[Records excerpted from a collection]

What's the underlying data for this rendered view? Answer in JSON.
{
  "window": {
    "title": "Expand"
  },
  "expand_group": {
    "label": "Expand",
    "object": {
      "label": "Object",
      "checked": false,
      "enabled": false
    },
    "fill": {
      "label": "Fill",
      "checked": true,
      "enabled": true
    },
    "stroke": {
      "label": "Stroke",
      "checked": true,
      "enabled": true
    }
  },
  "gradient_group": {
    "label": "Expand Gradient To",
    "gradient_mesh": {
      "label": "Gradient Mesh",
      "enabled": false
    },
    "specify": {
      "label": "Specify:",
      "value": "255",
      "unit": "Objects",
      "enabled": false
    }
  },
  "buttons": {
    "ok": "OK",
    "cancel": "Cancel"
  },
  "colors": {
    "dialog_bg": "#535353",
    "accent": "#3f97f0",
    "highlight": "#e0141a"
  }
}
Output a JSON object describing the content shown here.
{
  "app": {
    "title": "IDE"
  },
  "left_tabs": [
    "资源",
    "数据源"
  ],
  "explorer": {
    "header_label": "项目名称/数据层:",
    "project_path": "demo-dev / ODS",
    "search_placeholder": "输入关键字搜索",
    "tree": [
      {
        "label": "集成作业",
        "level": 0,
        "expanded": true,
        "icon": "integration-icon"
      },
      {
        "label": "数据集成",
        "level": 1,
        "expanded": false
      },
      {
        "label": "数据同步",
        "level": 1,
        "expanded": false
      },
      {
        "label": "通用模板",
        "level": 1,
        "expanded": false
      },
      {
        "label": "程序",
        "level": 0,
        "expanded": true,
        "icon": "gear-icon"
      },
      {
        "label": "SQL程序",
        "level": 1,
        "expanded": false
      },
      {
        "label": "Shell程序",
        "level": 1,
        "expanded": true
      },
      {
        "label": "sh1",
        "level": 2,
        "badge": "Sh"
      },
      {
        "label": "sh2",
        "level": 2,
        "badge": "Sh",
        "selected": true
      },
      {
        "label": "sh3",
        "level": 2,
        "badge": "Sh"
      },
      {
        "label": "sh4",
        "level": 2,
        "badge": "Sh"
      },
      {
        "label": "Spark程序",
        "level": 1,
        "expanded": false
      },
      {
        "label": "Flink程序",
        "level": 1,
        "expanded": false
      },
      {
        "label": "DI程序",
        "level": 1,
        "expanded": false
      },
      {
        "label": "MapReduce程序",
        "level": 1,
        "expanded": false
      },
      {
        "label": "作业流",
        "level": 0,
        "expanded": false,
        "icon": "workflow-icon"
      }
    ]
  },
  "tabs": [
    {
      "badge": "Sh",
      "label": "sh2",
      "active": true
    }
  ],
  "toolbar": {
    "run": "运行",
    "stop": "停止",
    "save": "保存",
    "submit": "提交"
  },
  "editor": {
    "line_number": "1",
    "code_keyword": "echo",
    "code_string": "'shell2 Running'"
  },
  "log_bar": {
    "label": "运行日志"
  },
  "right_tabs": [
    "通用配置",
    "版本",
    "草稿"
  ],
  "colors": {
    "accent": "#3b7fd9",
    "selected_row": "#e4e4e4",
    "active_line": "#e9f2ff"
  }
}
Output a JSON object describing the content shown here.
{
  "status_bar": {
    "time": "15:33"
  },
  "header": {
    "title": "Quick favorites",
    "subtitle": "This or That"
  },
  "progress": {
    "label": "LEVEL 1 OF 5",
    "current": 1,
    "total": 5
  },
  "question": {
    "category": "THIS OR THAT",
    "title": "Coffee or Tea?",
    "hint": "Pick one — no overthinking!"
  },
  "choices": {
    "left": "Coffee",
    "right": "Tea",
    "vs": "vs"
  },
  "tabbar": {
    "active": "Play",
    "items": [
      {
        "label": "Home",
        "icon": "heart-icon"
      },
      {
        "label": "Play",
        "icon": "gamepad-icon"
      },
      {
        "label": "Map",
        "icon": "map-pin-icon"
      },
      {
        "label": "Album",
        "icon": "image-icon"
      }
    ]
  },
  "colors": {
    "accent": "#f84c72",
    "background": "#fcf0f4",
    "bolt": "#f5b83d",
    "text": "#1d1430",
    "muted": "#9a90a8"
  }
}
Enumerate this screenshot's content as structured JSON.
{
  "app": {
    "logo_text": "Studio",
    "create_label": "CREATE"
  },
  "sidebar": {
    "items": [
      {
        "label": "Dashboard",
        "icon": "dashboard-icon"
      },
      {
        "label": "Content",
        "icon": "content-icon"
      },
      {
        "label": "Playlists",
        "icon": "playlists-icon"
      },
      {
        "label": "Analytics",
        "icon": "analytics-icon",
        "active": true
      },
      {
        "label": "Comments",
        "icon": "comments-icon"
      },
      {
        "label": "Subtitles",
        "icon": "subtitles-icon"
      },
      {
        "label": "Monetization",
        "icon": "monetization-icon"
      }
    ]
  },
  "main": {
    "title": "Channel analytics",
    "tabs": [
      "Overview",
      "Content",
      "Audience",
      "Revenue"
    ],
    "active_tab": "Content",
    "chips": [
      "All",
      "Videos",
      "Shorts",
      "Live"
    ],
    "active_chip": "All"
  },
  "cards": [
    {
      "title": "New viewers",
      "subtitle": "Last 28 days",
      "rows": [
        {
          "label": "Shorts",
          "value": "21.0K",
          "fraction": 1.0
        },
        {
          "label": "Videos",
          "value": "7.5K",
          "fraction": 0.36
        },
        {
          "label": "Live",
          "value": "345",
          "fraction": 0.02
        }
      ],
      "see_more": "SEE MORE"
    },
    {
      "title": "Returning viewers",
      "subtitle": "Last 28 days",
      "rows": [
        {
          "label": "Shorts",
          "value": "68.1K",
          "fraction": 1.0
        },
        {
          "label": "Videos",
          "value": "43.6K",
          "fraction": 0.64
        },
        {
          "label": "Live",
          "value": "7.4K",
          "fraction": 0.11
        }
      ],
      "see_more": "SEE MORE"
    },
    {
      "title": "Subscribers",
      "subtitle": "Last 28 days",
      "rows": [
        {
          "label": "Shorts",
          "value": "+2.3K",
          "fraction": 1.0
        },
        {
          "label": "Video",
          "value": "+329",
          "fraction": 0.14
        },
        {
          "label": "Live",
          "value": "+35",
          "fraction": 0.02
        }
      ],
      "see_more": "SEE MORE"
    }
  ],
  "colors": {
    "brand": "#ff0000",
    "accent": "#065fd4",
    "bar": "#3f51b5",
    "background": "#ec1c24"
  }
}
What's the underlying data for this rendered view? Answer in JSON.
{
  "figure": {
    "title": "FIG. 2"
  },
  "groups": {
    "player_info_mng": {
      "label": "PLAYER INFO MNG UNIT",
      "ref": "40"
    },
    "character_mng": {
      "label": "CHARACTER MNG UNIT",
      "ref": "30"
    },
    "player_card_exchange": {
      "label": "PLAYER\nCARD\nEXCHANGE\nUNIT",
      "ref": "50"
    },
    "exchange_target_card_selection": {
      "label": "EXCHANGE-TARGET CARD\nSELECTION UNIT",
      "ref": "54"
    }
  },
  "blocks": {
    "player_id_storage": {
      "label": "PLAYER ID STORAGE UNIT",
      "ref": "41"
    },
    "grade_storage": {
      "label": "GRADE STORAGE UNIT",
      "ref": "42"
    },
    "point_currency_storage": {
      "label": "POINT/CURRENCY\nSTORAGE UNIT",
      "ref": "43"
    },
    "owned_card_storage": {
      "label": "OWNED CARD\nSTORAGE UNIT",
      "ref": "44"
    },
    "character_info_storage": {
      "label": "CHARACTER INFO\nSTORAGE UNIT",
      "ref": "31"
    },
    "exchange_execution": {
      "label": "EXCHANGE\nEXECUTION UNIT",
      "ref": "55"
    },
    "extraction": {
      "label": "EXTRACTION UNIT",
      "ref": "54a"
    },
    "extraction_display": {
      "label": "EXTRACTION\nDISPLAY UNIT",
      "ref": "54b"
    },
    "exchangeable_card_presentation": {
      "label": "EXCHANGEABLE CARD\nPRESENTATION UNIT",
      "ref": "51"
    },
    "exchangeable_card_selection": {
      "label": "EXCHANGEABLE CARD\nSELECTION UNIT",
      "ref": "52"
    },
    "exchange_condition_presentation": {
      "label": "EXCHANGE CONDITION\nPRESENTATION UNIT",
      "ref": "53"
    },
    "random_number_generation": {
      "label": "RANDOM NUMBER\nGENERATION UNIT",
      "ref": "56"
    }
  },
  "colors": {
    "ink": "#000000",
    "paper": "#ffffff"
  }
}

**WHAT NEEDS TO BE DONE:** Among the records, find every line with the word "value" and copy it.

**OUTPUT:**
      "value": "255",
          "value": "21.0K",
          "value": "7.5K",
          "value": "345",
          "value": "68.1K",
          "value": "43.6K",
          "value": "7.4K",
          "value": "+2.3K",
          "value": "+329",
          "value": "+35",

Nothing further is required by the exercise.